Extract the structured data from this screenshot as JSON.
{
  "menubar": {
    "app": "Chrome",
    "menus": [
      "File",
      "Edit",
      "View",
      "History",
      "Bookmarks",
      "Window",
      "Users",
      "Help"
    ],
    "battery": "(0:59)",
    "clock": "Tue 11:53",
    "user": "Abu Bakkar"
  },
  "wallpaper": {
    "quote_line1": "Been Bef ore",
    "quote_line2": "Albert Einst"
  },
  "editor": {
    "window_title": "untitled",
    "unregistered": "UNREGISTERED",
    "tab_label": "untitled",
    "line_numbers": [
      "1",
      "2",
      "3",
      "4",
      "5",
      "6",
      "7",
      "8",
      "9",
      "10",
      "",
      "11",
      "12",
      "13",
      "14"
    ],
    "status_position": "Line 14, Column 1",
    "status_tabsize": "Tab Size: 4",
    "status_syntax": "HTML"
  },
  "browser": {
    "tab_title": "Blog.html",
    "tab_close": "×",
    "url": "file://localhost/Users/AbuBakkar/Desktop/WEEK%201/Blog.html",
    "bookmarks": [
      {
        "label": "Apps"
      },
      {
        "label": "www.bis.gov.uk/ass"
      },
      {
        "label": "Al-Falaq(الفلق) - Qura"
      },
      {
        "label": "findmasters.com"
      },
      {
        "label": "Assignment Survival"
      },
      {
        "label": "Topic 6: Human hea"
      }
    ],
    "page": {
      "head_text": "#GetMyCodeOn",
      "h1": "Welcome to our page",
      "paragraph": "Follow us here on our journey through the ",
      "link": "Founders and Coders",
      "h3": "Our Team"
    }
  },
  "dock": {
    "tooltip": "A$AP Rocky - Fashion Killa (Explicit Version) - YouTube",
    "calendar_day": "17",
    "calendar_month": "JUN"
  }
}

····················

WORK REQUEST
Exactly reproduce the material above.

SOLUTION TO THIS TASK
Extract the structured data from this screenshot as JSON.
{
  "menubar": {
    "app": "Chrome",
    "menus": [
      "File",
      "Edit",
      "View",
      "History",
      "Bookmarks",
      "Window",
      "Users",
      "Help"
    ],
    "battery": "(0:59)",
    "clock": "Tue 11:53",
    "user": "Abu Bakkar"
  },
  "wallpaper": {
    "quote_line1": "Been Bef ore",
    "quote_line2": "Albert Einst"
  },
  "editor": {
    "window_title": "untitled",
    "unregistered": "UNREGISTERED",
    "tab_label": "untitled",
    "line_numbers": [
      "1",
      "2",
      "3",
      "4",
      "5",
      "6",
      "7",
      "8",
      "9",
      "10",
      "",
      "11",
      "12",
      "13",
      "14"
    ],
    "status_position": "Line 14, Column 1",
    "status_tabsize": "Tab Size: 4",
    "status_syntax": "HTML"
  },
  "browser": {
    "tab_title": "Blog.html",
    "tab_close": "×",
    "url": "file://localhost/Users/AbuBakkar/Desktop/WEEK%201/Blog.html",
    "bookmarks": [
      {
        "label": "Apps"
      },
      {
        "label": "www.bis.gov.uk/ass"
      },
      {
        "label": "Al-Falaq(الفلق) - Qura"
      },
      {
        "label": "findmasters.com"
      },
      {
        "label": "Assignment Survival"
      },
      {
        "label": "Topic 6: Human hea"
      }
    ],
    "page": {
      "head_text": "#GetMyCodeOn",
      "h1": "Welcome to our page",
      "paragraph": "Follow us here on our journey through the ",
      "link": "Founders and Coders",
      "h3": "Our Team"
    }
  },
  "dock": {
    "tooltip": "A$AP Rocky - Fashion Killa (Explicit Version) - YouTube",
    "calendar_day": "17",
    "calendar_month": "JUN"
  }
}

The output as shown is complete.